*PROBLEM*
Restate the entries below verbatim.

Interface dataset entries:
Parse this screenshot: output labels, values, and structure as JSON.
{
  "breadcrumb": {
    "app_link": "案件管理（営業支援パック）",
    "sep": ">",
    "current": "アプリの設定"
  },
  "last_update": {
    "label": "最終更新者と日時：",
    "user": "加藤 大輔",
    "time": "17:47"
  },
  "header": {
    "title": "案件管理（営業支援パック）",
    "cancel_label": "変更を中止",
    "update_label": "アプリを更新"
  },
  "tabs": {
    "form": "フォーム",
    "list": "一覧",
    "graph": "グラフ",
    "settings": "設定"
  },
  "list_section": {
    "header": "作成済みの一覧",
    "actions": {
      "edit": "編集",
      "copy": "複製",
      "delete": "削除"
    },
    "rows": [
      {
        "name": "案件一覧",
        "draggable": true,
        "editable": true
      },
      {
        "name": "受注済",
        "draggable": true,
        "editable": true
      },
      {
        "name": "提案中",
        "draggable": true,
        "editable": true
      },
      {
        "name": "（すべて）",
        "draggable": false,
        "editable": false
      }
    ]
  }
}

*RESPONSE BELOW*
Parse this screenshot: output labels, values, and structure as JSON.
{
  "breadcrumb": {
    "app_link": "案件管理（営業支援パック）",
    "sep": ">",
    "current": "アプリの設定"
  },
  "last_update": {
    "label": "最終更新者と日時：",
    "user": "加藤 大輔",
    "time": "17:47"
  },
  "header": {
    "title": "案件管理（営業支援パック）",
    "cancel_label": "変更を中止",
    "update_label": "アプリを更新"
  },
  "tabs": {
    "form": "フォーム",
    "list": "一覧",
    "graph": "グラフ",
    "settings": "設定"
  },
  "list_section": {
    "header": "作成済みの一覧",
    "actions": {
      "edit": "編集",
      "copy": "複製",
      "delete": "削除"
    },
    "rows": [
      {
        "name": "案件一覧",
        "draggable": true,
        "editable": true
      },
      {
        "name": "受注済",
        "draggable": true,
        "editable": true
      },
      {
        "name": "提案中",
        "draggable": true,
        "editable": true
      },
      {
        "name": "（すべて）",
        "draggable": false,
        "editable": false
      }
    ]
  }
}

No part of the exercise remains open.